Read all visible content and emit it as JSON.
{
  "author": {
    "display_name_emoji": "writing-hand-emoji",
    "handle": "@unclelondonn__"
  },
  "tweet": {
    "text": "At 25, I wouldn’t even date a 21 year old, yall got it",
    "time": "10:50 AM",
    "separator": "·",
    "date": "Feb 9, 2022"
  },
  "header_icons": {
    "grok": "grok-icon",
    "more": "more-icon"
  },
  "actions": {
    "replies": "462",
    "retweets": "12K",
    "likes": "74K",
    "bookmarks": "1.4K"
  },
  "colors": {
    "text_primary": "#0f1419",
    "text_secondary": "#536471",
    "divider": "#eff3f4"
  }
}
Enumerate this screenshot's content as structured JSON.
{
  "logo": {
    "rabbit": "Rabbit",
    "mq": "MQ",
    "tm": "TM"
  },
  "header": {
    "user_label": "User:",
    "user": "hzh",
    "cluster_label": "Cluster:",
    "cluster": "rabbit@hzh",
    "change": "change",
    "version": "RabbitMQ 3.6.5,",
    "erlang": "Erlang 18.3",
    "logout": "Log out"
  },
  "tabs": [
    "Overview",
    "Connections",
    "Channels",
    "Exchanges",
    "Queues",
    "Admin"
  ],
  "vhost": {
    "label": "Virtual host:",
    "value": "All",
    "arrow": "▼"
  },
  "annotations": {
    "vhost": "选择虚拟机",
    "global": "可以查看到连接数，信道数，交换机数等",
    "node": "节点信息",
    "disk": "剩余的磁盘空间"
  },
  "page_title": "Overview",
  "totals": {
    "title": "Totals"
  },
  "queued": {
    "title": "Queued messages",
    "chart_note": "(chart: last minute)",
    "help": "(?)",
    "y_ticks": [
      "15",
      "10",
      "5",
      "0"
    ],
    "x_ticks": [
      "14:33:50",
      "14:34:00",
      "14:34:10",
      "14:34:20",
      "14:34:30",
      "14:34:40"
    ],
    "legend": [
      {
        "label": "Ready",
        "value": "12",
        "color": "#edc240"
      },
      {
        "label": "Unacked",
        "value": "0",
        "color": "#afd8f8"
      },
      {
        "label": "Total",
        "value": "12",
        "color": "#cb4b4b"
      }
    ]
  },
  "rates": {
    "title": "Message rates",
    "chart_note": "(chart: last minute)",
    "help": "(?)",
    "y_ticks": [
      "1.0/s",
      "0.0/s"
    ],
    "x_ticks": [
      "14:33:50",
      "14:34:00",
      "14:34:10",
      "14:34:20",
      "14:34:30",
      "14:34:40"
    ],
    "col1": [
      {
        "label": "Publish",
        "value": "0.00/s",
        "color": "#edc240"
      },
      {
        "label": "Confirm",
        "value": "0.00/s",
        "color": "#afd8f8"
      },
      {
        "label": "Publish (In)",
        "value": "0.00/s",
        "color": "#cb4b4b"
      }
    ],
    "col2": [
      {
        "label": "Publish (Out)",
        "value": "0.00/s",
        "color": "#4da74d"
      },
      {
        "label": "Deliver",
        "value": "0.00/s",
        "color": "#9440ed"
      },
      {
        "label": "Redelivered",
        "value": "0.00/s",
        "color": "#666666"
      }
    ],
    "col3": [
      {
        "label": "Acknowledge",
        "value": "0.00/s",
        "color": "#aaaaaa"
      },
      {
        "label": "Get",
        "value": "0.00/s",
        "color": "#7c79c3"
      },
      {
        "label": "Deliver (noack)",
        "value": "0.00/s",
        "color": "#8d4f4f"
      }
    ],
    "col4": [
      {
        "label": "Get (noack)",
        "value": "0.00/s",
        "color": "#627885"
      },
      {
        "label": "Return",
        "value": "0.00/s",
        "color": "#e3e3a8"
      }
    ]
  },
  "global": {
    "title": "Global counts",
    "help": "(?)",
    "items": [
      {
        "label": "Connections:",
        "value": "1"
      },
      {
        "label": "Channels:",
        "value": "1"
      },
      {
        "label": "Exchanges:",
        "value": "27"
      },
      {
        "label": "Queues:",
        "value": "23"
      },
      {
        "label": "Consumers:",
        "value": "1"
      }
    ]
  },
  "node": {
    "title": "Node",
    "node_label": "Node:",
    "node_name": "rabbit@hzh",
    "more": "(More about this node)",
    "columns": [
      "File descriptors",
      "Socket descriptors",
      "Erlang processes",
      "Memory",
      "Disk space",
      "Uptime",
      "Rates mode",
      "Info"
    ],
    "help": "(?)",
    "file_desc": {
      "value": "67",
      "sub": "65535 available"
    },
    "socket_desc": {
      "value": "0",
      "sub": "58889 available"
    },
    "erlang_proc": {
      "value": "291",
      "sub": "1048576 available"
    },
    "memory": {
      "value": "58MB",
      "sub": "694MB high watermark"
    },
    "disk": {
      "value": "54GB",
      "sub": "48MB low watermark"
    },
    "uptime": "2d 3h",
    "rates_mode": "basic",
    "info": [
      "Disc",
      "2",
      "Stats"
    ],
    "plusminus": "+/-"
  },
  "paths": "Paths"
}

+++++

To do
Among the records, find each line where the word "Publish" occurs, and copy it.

Answer to the problem
        "label": "Publish",
        "label": "Publish (In)",
        "label": "Publish (Out)",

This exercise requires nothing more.